-- Input material follows --
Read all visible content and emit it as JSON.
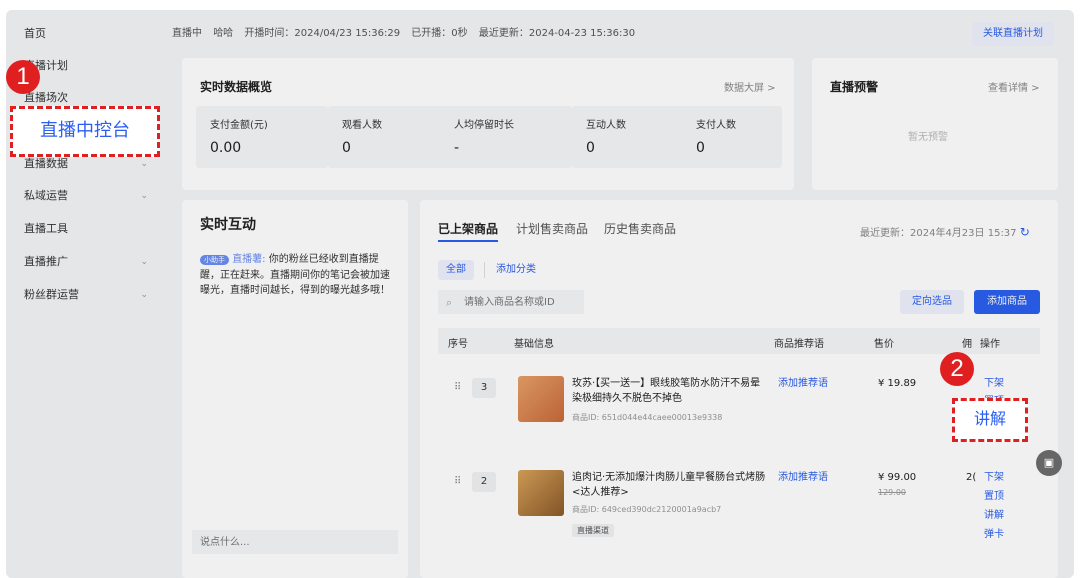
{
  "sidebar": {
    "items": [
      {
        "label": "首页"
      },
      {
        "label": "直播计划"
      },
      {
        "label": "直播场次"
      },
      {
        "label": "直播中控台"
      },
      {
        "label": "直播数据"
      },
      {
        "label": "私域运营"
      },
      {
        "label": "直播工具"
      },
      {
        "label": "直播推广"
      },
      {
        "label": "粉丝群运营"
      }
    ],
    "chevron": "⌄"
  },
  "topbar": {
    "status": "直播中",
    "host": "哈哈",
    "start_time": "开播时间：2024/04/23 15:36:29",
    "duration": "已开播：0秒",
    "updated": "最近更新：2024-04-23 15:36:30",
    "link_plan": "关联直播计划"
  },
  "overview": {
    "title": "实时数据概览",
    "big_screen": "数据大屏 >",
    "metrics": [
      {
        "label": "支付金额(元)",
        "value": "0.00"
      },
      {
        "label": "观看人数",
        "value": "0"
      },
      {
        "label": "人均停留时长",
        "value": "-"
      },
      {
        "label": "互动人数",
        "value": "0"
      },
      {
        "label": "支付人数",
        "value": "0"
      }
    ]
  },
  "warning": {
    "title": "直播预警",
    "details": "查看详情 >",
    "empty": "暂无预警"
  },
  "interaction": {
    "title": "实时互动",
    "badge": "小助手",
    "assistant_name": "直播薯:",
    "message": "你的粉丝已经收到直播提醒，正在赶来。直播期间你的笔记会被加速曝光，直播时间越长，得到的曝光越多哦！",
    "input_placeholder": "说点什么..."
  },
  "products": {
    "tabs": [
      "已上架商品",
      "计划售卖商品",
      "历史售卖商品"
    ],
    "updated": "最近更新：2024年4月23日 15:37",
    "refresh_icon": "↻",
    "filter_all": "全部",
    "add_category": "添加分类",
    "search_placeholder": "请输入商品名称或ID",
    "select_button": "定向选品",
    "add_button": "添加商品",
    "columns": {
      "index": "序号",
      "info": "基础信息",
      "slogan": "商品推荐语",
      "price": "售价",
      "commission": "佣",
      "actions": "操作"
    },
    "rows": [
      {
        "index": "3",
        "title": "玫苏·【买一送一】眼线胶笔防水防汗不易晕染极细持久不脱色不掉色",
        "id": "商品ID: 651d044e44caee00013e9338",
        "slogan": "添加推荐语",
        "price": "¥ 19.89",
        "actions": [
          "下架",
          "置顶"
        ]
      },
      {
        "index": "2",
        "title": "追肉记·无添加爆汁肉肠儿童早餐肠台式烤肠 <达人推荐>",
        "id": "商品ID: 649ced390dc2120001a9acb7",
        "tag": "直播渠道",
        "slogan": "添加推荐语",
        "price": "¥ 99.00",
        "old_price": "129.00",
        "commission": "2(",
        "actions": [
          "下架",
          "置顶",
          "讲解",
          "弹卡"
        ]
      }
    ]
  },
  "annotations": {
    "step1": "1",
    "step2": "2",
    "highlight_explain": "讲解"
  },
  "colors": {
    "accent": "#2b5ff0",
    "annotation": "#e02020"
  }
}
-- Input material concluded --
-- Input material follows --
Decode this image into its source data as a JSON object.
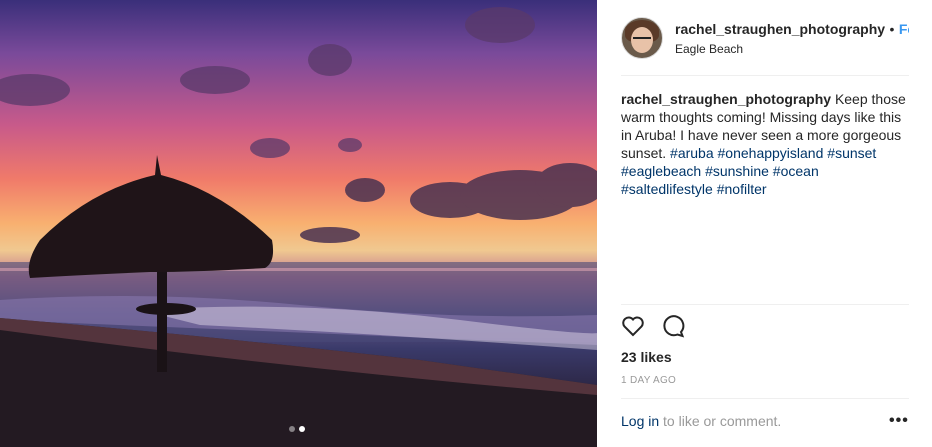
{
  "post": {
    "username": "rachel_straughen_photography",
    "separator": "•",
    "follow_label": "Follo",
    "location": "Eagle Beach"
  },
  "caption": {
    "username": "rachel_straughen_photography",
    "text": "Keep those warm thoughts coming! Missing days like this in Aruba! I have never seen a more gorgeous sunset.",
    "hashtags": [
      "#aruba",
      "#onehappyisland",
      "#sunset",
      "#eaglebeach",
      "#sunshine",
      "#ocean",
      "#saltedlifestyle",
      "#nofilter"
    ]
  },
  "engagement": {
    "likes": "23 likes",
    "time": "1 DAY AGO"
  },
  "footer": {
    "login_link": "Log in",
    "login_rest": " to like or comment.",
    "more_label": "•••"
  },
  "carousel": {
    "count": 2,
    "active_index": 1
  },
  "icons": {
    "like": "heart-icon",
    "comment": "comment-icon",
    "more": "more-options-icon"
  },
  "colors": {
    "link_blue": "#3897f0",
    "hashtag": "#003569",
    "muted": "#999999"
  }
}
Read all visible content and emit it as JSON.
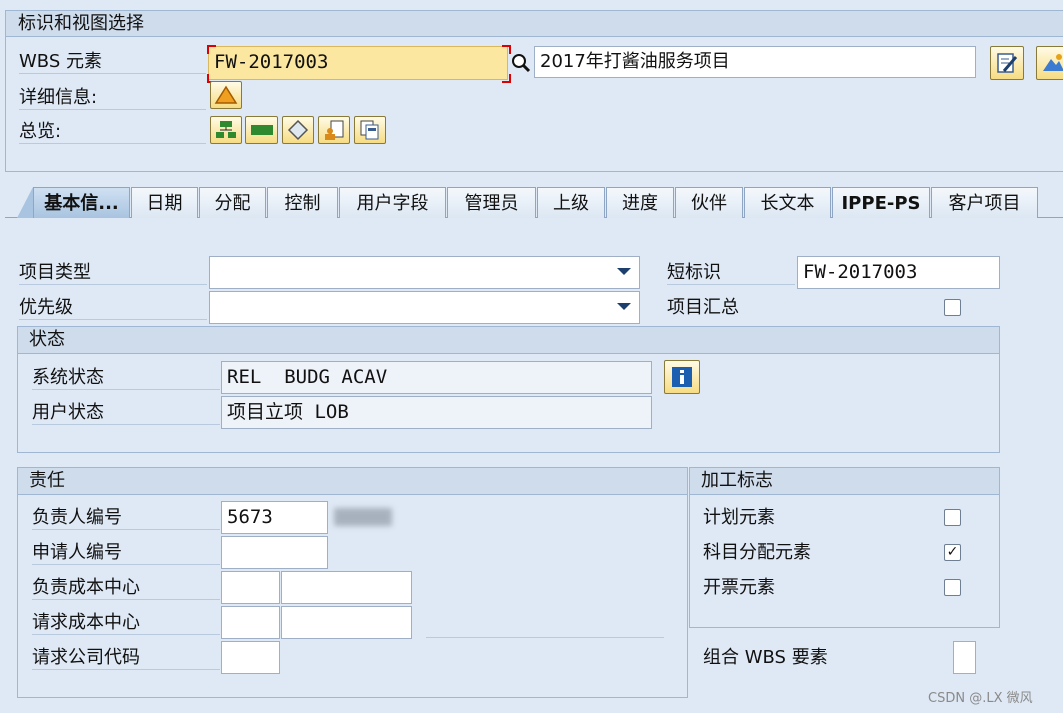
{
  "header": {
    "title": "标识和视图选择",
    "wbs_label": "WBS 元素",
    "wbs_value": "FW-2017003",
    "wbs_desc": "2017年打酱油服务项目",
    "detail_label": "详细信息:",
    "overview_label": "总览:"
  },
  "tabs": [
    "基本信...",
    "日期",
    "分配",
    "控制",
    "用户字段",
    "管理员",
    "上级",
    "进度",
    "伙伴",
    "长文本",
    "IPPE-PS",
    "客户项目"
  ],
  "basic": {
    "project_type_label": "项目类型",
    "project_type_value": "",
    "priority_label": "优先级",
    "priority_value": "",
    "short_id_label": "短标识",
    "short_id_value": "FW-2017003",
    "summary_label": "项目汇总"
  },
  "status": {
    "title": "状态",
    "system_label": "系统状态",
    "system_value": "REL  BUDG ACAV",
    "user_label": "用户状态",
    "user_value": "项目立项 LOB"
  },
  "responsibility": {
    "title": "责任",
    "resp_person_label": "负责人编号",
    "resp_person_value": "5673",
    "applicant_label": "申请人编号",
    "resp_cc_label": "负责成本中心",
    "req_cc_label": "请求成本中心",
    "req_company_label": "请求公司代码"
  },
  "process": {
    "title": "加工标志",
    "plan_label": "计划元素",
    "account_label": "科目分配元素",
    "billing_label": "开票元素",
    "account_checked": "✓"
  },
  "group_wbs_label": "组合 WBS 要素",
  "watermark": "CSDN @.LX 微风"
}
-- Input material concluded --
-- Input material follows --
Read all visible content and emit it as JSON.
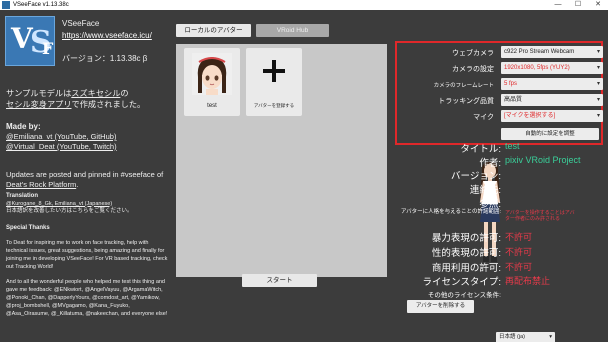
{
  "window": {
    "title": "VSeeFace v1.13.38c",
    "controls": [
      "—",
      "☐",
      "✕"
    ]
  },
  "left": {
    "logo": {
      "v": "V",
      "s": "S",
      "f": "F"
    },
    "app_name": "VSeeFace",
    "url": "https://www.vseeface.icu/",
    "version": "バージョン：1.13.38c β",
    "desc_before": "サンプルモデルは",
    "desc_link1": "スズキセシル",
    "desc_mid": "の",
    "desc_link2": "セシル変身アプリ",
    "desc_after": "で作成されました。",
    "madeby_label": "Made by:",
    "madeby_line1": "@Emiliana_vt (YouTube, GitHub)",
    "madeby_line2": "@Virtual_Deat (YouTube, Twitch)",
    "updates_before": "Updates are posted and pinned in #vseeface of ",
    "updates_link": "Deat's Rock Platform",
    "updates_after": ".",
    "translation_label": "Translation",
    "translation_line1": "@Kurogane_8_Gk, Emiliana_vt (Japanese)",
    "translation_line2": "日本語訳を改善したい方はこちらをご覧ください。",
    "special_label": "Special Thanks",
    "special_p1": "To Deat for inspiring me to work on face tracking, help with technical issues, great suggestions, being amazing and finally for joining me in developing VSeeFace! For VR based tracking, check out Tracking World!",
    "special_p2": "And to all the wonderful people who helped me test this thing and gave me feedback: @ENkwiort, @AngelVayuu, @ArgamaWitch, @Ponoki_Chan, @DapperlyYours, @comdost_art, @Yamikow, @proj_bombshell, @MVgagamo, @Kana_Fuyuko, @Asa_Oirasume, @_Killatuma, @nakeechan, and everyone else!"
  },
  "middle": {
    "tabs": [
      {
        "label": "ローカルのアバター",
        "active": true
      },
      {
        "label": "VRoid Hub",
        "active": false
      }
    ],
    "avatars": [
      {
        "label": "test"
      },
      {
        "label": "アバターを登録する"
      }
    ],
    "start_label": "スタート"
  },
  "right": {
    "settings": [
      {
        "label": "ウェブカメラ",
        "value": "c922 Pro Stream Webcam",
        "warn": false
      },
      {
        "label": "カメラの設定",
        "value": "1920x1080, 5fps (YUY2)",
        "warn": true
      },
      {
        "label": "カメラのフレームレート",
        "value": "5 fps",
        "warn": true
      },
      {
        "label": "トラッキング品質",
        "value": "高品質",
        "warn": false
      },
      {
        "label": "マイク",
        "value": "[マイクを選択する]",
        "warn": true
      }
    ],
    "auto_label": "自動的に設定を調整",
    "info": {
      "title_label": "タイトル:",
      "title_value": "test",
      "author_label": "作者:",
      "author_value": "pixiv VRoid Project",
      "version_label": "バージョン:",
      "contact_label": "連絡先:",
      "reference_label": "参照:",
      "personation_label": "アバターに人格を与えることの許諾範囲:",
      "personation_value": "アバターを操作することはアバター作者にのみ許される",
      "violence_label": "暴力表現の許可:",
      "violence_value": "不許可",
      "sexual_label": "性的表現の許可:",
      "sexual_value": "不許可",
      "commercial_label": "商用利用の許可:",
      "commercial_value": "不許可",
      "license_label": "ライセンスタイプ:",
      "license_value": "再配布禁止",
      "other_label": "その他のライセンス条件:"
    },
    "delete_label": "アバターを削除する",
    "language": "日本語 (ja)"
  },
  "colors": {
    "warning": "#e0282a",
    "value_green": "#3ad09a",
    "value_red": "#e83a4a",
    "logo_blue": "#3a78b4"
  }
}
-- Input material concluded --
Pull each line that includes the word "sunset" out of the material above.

## Exercise answer
    "text": "Keep those warm thoughts coming! Missing days like this in Aruba! I have never seen a more gorgeous sunset.",
      "#sunset",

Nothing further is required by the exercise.